§ Dataset excerpts
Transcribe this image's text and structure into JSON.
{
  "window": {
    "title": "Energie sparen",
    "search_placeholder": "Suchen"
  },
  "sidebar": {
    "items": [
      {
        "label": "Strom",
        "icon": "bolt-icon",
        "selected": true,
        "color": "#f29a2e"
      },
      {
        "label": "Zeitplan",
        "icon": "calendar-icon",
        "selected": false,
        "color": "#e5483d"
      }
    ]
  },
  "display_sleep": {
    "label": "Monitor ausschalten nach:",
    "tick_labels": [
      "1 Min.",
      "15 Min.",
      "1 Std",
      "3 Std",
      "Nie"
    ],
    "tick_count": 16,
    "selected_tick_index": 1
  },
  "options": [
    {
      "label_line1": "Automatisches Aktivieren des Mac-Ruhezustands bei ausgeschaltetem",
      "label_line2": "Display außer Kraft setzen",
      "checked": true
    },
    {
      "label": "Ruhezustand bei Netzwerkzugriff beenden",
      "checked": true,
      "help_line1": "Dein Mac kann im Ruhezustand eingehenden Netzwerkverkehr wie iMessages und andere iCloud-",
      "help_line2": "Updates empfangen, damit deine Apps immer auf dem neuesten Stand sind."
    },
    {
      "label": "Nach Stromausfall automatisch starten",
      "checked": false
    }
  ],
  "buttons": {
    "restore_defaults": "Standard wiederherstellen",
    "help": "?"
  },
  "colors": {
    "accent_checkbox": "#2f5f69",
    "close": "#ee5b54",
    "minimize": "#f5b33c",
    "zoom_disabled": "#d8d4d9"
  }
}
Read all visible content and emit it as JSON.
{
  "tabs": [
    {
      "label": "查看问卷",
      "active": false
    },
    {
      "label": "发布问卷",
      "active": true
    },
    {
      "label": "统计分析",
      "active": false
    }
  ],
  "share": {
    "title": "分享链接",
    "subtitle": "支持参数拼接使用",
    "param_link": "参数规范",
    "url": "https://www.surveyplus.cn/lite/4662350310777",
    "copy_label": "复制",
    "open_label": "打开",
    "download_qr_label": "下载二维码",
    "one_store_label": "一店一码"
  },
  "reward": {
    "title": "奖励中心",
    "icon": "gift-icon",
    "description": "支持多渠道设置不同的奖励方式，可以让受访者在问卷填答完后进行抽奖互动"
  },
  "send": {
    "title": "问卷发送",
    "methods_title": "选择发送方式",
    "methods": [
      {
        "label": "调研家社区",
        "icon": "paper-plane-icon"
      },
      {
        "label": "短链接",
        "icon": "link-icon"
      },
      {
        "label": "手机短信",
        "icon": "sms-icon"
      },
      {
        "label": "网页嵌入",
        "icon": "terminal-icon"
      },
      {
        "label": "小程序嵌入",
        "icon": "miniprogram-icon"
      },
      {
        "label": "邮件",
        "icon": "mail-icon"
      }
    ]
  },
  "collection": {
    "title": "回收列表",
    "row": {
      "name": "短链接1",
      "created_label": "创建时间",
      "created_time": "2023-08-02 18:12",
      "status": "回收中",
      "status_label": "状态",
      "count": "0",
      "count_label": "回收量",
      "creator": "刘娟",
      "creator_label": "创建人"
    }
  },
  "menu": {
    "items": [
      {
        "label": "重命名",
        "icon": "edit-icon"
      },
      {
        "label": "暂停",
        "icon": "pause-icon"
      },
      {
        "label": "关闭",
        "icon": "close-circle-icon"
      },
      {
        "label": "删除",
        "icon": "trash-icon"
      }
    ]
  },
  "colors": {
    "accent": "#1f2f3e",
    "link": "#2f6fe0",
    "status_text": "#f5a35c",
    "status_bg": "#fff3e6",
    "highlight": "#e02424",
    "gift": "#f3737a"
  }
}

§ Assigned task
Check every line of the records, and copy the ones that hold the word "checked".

§ Task result
      "checked": true
      "checked": true,
      "checked": false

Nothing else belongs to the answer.